Megan had what most would consider a textbook pregnancy with her firstborn son, Miloh. Though he spent several hours in the NICU after delivery because of fluid in his lungs, he was soon back in the hospital room with his mom and went home just a few days later, happy and healthy.
At his 2-week check-up, however, Miloh's bilirubin count was extraordinarily high. He was immediately admitted to a hospital in his hometown of Austin, Texas, where doctors worked to determine what was going on. He went home a week later but returned to the hospital for exploratory liver surgery when he was just 5 weeks old.
"Doctors wanted Miloh to be at least 11 pounds before they did any type of exploratory surgery, so we just had to wait and see while he gained more weight," Megan says.
During surgery, doctors confirmed that Miloh had biliary atresia, a serious condition affecting the bile ducts in his liver that was causing cirrhosis, or scarring, of his liver. The scarring was so bad that Miloh would need a liver transplant.
"Miloh's doctor explained that his liver wasn't filtering out the things that it needed to and was probably already scarring while he was in utero," Megan says. "The news brought so many mixed emotions."
Miloh and his family find expert care at Children's Health
Miloh was referred to Children's Health℠, where he and his family met Dev M. Desai, M.D., PhD, Chief of Pediatric Transplantation at Children's Health and Professor of Surgery at UT Southwestern. Dr. Desai evaluated Miloh, and a team of nurses, dietitians, social workers, psychologists and others walked Megan through what to expect throughout the transplant process.
For the next year and a half, Miloh was in and out of the hospital as Megan anxiously awaited a call that a donor liver was available. He began physical therapy at home to build up his strength.
"Any little thing could put him back in the hospital," Megan says. "He would get rashes or a fever or even had internal bleeding that could cause him to stay for months at a time."
Finally, shortly before Miloh's second birthday, Megan got the call she had been waiting for: There was a liver for Miloh, and it was time to go to Dallas.
"I was running an errand when I got the call," Megan says. "I called my mom to ask her to pack our bags and get Miloh ready so we could leave as soon as I got home. She called every county between Austin and Dallas to explain the situation, and we even had a police escort on I-35 at some points because we were in such a time crunch."
When Miloh arrived at Children's Medical Center Dallas, the team began preparing Miloh for surgery. Megan says by the time they took Miloh back, her body just felt numb.

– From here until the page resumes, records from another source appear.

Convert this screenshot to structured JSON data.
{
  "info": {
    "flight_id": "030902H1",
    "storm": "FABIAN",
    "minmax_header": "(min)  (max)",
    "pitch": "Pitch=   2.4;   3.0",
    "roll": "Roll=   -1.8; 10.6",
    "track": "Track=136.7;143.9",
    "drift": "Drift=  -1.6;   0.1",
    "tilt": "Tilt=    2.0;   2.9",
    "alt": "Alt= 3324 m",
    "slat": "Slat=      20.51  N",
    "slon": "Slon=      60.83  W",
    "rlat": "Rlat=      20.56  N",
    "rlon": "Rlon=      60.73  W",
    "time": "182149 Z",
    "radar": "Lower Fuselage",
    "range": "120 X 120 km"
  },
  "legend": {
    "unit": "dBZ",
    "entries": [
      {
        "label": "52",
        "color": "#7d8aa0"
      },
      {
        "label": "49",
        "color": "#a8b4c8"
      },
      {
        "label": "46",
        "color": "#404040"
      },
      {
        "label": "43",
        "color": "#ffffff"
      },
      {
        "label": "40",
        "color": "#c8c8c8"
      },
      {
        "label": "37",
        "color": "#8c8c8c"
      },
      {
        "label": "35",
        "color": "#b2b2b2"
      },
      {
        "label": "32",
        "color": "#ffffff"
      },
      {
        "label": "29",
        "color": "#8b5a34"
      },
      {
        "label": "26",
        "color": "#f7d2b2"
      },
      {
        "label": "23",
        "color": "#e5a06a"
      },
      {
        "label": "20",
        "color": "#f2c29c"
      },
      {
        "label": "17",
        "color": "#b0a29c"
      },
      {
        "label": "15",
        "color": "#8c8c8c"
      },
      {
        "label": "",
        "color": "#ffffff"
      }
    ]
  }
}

"We had been going full-speed ahead all day to get to Dallas and prepare for surgery and then once they took him back for surgery I knew all I could do was just sit and wait for the next 12 hours," she says.
However, the wait was worth it. Miloh's transplant was a success, and Megan began to see improvements right away.
"Immediately after he opened his eyes, we could see they were clear instead of yellow," Megan says.
Miloh recovered from surgery with no complications and left the hospital 11 days later. He and Megan stayed in the Ronald McDonald House of Dallas for three weeks to be close to the hospital for regular check-ups with Dr. Desai before returning home to Austin just one month after his transplant. Megan and Miloh continued to visit Dallas for regular check-ups with Dr. Desai as Miloh continued to grow stronger each day.
Miloh thrives after his liver transplant
Now, nearly five years later, Miloh's progress is still closely monitored by Dr. Desai, and he will remain on medication to keep his body from rejecting his donor liver for the rest of his life.
"Miloh did very well after the transplant and continues to thrive," says Dr. Desai. "We continue to follow him to be sure his liver remains healthy, and we are now able to see him in Austin, close to his home, so he does not have to miss school and his family does not have to take time off of work to travel to Dallas. We strive to provide not only the best care but also care that is patient-centered."
Today, Miloh is an active 5-year-old who loves anything to do with vehicles, sports, and going hunting and fishing with his grandpa. He wants to be a utility lineman when he grows up so he can help people and enjoys visiting his friends at the Mexican restaurant in his neighborhood.
Other than a scar on his abdomen, one would never know of the challenges he faced at such a young age – a fact Megan is immeasurably grateful for.
"We are so lucky and so blessed," she says.
Children's Health offers one of the longest-running, most experienced pediatric multi-organ transplant programs in the nation. The Pediatric Transplant Program is one of only two liver transplant programs in the nation with a 100 percent survival rate at 30 days, one year and three years. Learn more about our transplant program.
Stay current on the health and wellness information that makes a difference to you and your family. Sign up for the Children's Health newsletter and have more expert tips and insights sent directly to your inbox.